18 JUNE 1948, Page 3

rood for All

The proposition that an adequate supply of food is a major part of the foundation of human happiness and political stability is normally accepted passively and even with indifference. But Lord Bruce in his outstanding speech on the world food situation in the Lords on Wednesday used it, as it should be used, as the starting- 7oint for a statement of issues and policies, all precise and all urgent. 'Within the sphere of agriculture proper he called for immediate international measures to prevent infestation, to increase supplies of fertilisers and machinery and to bring new areas into use by development schemes. Such activities must entail a vast new capital expenditure, heavy demands on industry and a great expansion of international trade. Lord Bruce again reduced these all-embracing matters to immediate issues, by asserting, on the basis of information contained in the Report of the Preparatory Com- mission of F.A.O., that the capital can be found, that the co-opera- tion of private industry must be sought, since Governments alone cannot grapple with these problems, and that there must be inter- national commodity agreements to reduce the dangers of the market- ing operation. He was also prepared to press the recent decision of the council of F.A.O. to select from the hundreds of resolutions before it requiring immediate action a limited number which could oe dealt with at once. It is this ability to bring the sweeping problems of an industry which employs two-thirds of the world's working population down to the compass of practical policy, which is the main contribution made by Lord Bruce.
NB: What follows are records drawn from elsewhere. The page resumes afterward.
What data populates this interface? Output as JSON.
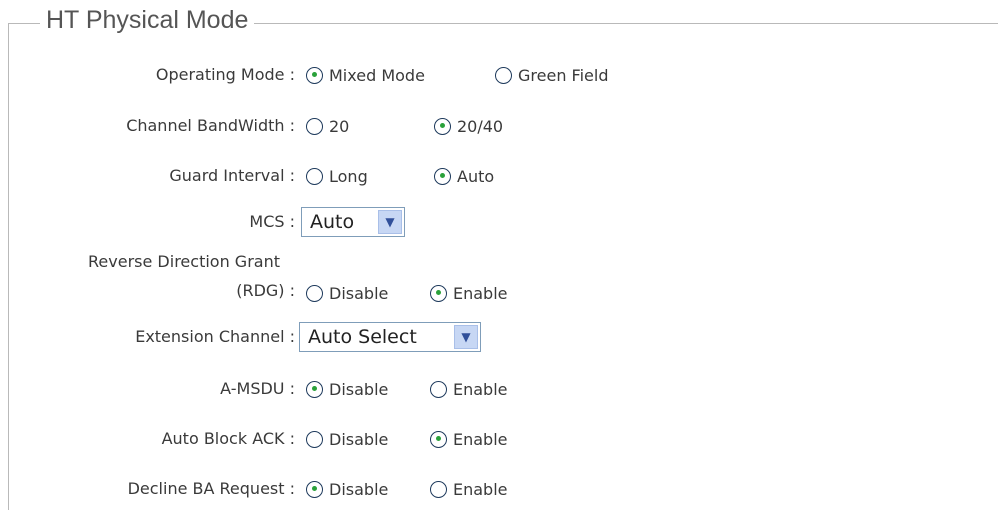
{
  "section": {
    "title": "HT Physical Mode"
  },
  "operating_mode": {
    "label": "Operating Mode :",
    "options": [
      "Mixed Mode",
      "Green Field"
    ],
    "selected": "Mixed Mode"
  },
  "channel_bandwidth": {
    "label": "Channel BandWidth :",
    "options": [
      "20",
      "20/40"
    ],
    "selected": "20/40"
  },
  "guard_interval": {
    "label": "Guard Interval :",
    "options": [
      "Long",
      "Auto"
    ],
    "selected": "Auto"
  },
  "mcs": {
    "label": "MCS :",
    "value": "Auto"
  },
  "rdg": {
    "label_line1": "Reverse Direction Grant",
    "label_line2": "(RDG) :",
    "options": [
      "Disable",
      "Enable"
    ],
    "selected": "Enable"
  },
  "extension_channel": {
    "label": "Extension Channel :",
    "value": "Auto Select"
  },
  "amsdu": {
    "label": "A-MSDU :",
    "options": [
      "Disable",
      "Enable"
    ],
    "selected": "Disable"
  },
  "auto_block_ack": {
    "label": "Auto Block ACK :",
    "options": [
      "Disable",
      "Enable"
    ],
    "selected": "Enable"
  },
  "decline_ba_request": {
    "label": "Decline BA Request :",
    "options": [
      "Disable",
      "Enable"
    ],
    "selected": "Disable"
  }
}
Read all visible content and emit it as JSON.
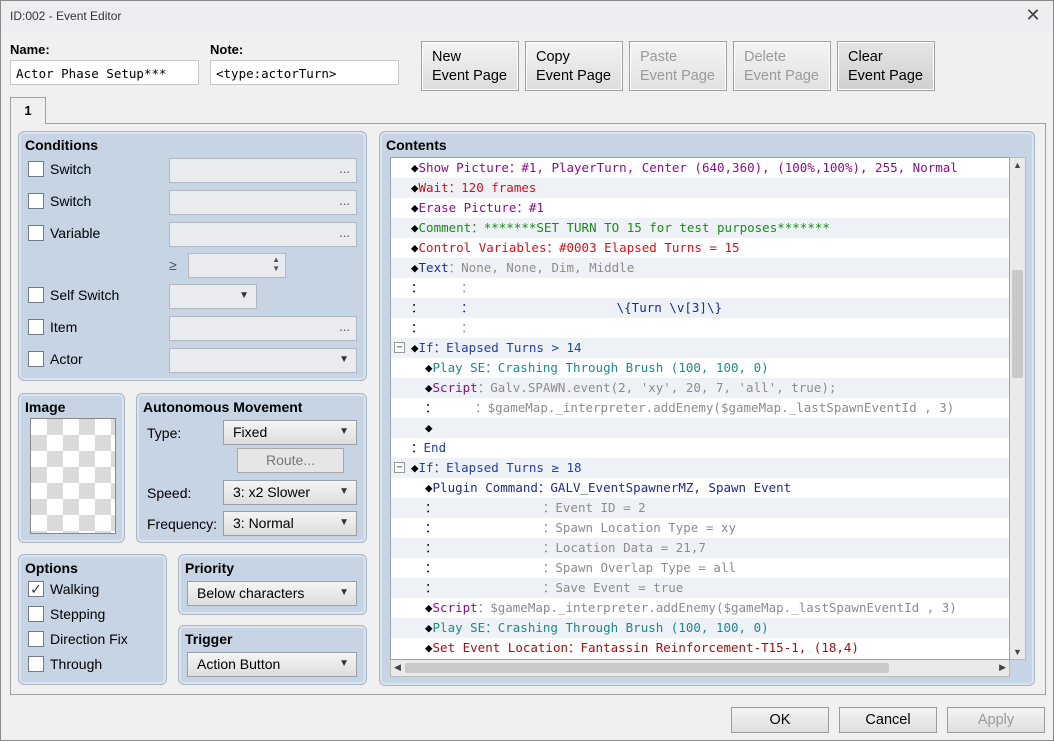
{
  "window": {
    "title": "ID:002 - Event Editor",
    "close_glyph": "✕"
  },
  "header": {
    "name_label": "Name:",
    "name_value": "Actor Phase Setup***",
    "note_label": "Note:",
    "note_value": "<type:actorTurn>"
  },
  "page_buttons": [
    {
      "line1": "New",
      "line2": "Event Page"
    },
    {
      "line1": "Copy",
      "line2": "Event Page"
    },
    {
      "line1": "Paste",
      "line2": "Event Page"
    },
    {
      "line1": "Delete",
      "line2": "Event Page"
    },
    {
      "line1": "Clear",
      "line2": "Event Page"
    }
  ],
  "tab": {
    "label": "1"
  },
  "conditions": {
    "title": "Conditions",
    "switch1": "Switch",
    "switch2": "Switch",
    "variable": "Variable",
    "gte": "≥",
    "self_switch": "Self Switch",
    "item": "Item",
    "actor": "Actor",
    "dots": "..."
  },
  "image": {
    "title": "Image"
  },
  "movement": {
    "title": "Autonomous Movement",
    "type_label": "Type:",
    "type_value": "Fixed",
    "route_label": "Route...",
    "speed_label": "Speed:",
    "speed_value": "3: x2 Slower",
    "freq_label": "Frequency:",
    "freq_value": "3: Normal"
  },
  "options": {
    "title": "Options",
    "walking": "Walking",
    "walking_checked": true,
    "stepping": "Stepping",
    "direction_fix": "Direction Fix",
    "through": "Through",
    "check_mark": "✓"
  },
  "priority": {
    "title": "Priority",
    "value": "Below characters"
  },
  "trigger": {
    "title": "Trigger",
    "value": "Action Button"
  },
  "contents": {
    "title": "Contents",
    "rows": [
      {
        "p": "◆",
        "indent": 1,
        "segs": [
          [
            "Show Picture",
            "pur"
          ],
          [
            "：#1, PlayerTurn, Center (640,360), (100%,100%), 255, Normal",
            "pur"
          ]
        ]
      },
      {
        "p": "◆",
        "indent": 1,
        "segs": [
          [
            "Wait",
            "red"
          ],
          [
            "：120 frames",
            "red"
          ]
        ]
      },
      {
        "p": "◆",
        "indent": 1,
        "segs": [
          [
            "Erase Picture",
            "pur"
          ],
          [
            "：#1",
            "pur"
          ]
        ]
      },
      {
        "p": "◆",
        "indent": 1,
        "segs": [
          [
            "Comment",
            "grn"
          ],
          [
            "：*******SET TURN TO 15 for test purposes*******",
            "grn"
          ]
        ]
      },
      {
        "p": "◆",
        "indent": 1,
        "segs": [
          [
            "Control Variables",
            "red"
          ],
          [
            "：#0003 Elapsed Turns = 15",
            "red"
          ]
        ]
      },
      {
        "p": "◆",
        "indent": 1,
        "segs": [
          [
            "Text",
            "nvy"
          ],
          [
            "：None, None, Dim, Middle",
            "gry"
          ]
        ]
      },
      {
        "p": "：",
        "indent": 1,
        "segs": [
          [
            "     ：",
            "gry"
          ]
        ]
      },
      {
        "p": "：",
        "indent": 1,
        "segs": [
          [
            "     ：                   \\{Turn \\v[3]\\}",
            "nvy"
          ]
        ]
      },
      {
        "p": "：",
        "indent": 1,
        "segs": [
          [
            "     ：",
            "gry"
          ]
        ]
      },
      {
        "p": "◆",
        "indent": 1,
        "fold": "−",
        "segs": [
          [
            "If",
            "blu"
          ],
          [
            "：Elapsed Turns > 14",
            "blu"
          ]
        ]
      },
      {
        "p": "◆",
        "indent": 2,
        "segs": [
          [
            "Play SE",
            "tea"
          ],
          [
            "：Crashing Through Brush (100, 100, 0)",
            "tea"
          ]
        ]
      },
      {
        "p": "◆",
        "indent": 2,
        "segs": [
          [
            "Script",
            "pur"
          ],
          [
            "：Galv.SPAWN.event(2, 'xy', 20, 7, 'all', true);",
            "gry"
          ]
        ]
      },
      {
        "p": "：",
        "indent": 2,
        "segs": [
          [
            "     ：$gameMap._interpreter.addEnemy($gameMap._lastSpawnEventId , 3)",
            "gry"
          ]
        ]
      },
      {
        "p": "◆",
        "indent": 2,
        "segs": []
      },
      {
        "p": "：",
        "indent": 1,
        "segs": [
          [
            "End",
            "blu"
          ]
        ]
      },
      {
        "p": "◆",
        "indent": 1,
        "fold": "−",
        "segs": [
          [
            "If",
            "blu"
          ],
          [
            "：Elapsed Turns ≥ 18",
            "blu"
          ]
        ]
      },
      {
        "p": "◆",
        "indent": 2,
        "segs": [
          [
            "Plugin Command",
            "nvy"
          ],
          [
            "：GALV_EventSpawnerMZ, Spawn Event",
            "nvy"
          ]
        ]
      },
      {
        "p": "：",
        "indent": 2,
        "segs": [
          [
            "              ：Event ID = 2",
            "gry"
          ]
        ]
      },
      {
        "p": "：",
        "indent": 2,
        "segs": [
          [
            "              ：Spawn Location Type = xy",
            "gry"
          ]
        ]
      },
      {
        "p": "：",
        "indent": 2,
        "segs": [
          [
            "              ：Location Data = 21,7",
            "gry"
          ]
        ]
      },
      {
        "p": "：",
        "indent": 2,
        "segs": [
          [
            "              ：Spawn Overlap Type = all",
            "gry"
          ]
        ]
      },
      {
        "p": "：",
        "indent": 2,
        "segs": [
          [
            "              ：Save Event = true",
            "gry"
          ]
        ]
      },
      {
        "p": "◆",
        "indent": 2,
        "segs": [
          [
            "Script",
            "pur"
          ],
          [
            "：$gameMap._interpreter.addEnemy($gameMap._lastSpawnEventId , 3)",
            "gry"
          ]
        ]
      },
      {
        "p": "◆",
        "indent": 2,
        "segs": [
          [
            "Play SE",
            "tea"
          ],
          [
            "：Crashing Through Brush (100, 100, 0)",
            "tea"
          ]
        ]
      },
      {
        "p": "◆",
        "indent": 2,
        "segs": [
          [
            "Set Event Location",
            "dred"
          ],
          [
            "：Fantassin Reinforcement-T15-1, (18,4)",
            "dred"
          ]
        ]
      }
    ]
  },
  "footer": {
    "ok": "OK",
    "cancel": "Cancel",
    "apply": "Apply"
  }
}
If it overcomes on the one hand the drugging effect of pious aspirations and on the other the undoubted r_ uctance of the British Government to carry out international policies which it has endorsed, then it will put a-funda-

mental world prob back in the central place which it should occupy all the time.